Brunch: Blood Orange Mimosa, Shirred Eggs
Brunched. Not quite breakfast and not quite lunch, here are some inspired twists on classic brunch staples.
Laura Holmes Haddad
aka The Gourmet Grrl
Grrl with Corkscrew
Juicy Fruit. You simply cannot throw a brunch (or attend one) without drinking a Mimosa. Period. But few people pay attention to this brunch standard. Instead of the usual sub-par bubbly and store-bought o.j., elevate this cocktail with some good sparkling wine and blood-red blood orange juice. (If blood oranges are out of season substitute navel or another juicing orange.)
BLOOD ORANGE MIMOSAS
1 bottle good-quality sparkling wine (such as Chandon, Mumm, or Schramsberg)
2 cups blood-orange juice, freshly squeezed
8 blood-orange slices
Mix the champagne with the blood-orange juice in a large jug.

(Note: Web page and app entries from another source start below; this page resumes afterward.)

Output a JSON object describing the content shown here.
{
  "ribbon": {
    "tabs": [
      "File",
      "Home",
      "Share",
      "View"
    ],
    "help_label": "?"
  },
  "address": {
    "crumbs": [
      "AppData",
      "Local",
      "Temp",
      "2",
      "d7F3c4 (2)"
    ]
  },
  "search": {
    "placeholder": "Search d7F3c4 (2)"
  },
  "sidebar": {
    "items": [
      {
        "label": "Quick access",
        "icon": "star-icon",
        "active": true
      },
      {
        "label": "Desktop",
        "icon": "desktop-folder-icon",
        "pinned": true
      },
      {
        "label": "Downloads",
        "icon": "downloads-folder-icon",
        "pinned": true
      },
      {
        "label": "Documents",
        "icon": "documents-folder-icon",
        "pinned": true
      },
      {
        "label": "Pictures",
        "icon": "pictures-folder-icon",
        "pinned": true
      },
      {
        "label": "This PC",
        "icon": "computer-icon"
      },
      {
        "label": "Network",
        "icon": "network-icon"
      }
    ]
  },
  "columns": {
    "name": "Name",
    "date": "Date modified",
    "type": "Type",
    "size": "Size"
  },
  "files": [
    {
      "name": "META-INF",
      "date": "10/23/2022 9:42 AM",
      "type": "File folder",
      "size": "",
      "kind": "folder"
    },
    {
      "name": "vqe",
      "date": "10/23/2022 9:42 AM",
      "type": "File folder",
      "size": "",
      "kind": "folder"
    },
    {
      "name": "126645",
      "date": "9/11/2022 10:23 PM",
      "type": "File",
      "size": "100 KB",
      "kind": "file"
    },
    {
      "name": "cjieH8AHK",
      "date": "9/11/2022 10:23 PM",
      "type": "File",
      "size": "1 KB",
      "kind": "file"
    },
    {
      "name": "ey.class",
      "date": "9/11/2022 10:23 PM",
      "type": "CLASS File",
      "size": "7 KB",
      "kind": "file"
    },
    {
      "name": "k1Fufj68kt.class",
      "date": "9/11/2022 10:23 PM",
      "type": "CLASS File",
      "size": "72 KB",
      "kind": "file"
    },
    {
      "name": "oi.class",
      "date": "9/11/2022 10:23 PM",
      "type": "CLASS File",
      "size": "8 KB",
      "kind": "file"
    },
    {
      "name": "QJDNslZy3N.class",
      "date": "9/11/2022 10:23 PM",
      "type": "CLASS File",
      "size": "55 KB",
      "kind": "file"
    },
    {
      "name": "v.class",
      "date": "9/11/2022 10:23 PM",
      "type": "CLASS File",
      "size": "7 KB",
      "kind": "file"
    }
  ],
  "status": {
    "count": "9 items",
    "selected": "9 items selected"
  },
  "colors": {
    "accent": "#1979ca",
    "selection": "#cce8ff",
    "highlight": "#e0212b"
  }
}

Pour into Champagne glasses and garnish each with a slice of orange.
Eggs in a Basket. We’re still cooking our way through Ham: An Obsession with the Hindquarter (which we praised heartily a few weeks ago). And we found what might be the best damn brunch recipe ever: creamy baked eggs and crisp, salty prosciutto – hog heaven.
Shirred Eggs in Prosciutto Crudo Cups
1/4 cup heavy or whipping cream
2 tablespoons minced chives or the green part of a scallion
2 tablespoons minced rosemary leaves
Unsalted butter for greasing the muffin tin
12 paper-thin prosciutto crudo slices
6 large eggs, at room temperature
1/2 teaspoon freshly ground black pepper
1. Warm the cream, minced chives, and the rosemary in a small saucepan over medium heat just until little bubbles ring the inside of the pan, 3 or 4 minutes. Cover and set aside off the heat for 30 minutes to steep.
2. Meanwhile, set the rack in the middle of the oven and heat the oven up to 350 degrees F. Lightly butter 6 indentations in a standard muffin tin, or six 1/2-cup oven-safe ramekins.
3. Line each indentation or ramekin with 2 prosciutto crudo slices, crimping and overlapping them to create the outline of the indentation as well as a little lip on each. If necessary, tear the strips so they fill the indentations without any gaps or holes.
4. Set the tin in the oven or the ramekins on a baking sheet and then in the oven. In either case, bake until the prosciutto begins to get crisp at its edges, about 15 minutes.
5. Transfer the very hot muffin tin or the tray with the ramekins to a wire rack and divide the cream mixture among the indentations, a scant tablespoon in each cup.
6. Crack an egg into each indentation, then top each egg with pepper. Set the tin or tray with its ramekins back into the oven and bake just until the eggs are set, about 8 minutes for a softer yolk and 12 minutes for a more set yolk.
Recipe and photo courtesy Weinstein, Scarbrough/Abrams